»»

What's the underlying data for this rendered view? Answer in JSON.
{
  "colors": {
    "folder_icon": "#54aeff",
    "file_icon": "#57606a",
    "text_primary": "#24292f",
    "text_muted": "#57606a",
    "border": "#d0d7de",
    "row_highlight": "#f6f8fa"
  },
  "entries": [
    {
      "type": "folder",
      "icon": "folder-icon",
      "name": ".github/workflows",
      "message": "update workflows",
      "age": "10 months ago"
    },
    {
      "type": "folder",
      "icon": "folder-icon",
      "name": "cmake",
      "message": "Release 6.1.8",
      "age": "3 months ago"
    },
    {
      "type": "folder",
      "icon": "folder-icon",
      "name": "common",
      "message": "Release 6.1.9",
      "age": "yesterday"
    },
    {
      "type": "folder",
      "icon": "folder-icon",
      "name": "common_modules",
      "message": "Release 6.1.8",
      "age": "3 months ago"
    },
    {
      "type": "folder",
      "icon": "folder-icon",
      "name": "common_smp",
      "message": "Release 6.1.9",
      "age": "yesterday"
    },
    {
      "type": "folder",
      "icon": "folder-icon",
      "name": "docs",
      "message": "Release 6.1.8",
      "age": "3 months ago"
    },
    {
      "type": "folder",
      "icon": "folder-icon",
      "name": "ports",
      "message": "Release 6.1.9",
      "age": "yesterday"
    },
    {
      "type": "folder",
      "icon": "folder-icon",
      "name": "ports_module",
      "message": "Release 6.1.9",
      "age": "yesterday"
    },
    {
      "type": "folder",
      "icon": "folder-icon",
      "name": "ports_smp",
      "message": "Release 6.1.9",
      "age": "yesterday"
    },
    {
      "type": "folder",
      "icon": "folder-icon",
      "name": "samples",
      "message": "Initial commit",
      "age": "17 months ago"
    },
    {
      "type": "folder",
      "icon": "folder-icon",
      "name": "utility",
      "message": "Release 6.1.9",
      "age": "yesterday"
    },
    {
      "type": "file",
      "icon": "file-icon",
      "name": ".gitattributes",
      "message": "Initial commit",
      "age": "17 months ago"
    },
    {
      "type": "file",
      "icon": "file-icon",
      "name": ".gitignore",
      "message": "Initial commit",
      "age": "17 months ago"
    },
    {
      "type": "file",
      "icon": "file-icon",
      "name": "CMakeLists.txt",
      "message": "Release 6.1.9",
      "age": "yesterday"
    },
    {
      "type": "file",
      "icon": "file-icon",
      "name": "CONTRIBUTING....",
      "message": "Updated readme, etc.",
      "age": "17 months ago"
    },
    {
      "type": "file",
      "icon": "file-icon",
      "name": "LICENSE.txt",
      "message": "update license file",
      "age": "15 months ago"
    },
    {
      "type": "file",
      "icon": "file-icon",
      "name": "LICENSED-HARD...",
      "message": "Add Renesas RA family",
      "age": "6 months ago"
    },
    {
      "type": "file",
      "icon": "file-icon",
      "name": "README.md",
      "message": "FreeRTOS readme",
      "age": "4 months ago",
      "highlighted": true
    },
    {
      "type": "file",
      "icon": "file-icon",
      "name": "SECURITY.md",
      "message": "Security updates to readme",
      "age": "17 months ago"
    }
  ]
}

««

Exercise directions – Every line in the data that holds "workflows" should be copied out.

Task result –
      "name": ".github/workflows",
      "message": "update workflows",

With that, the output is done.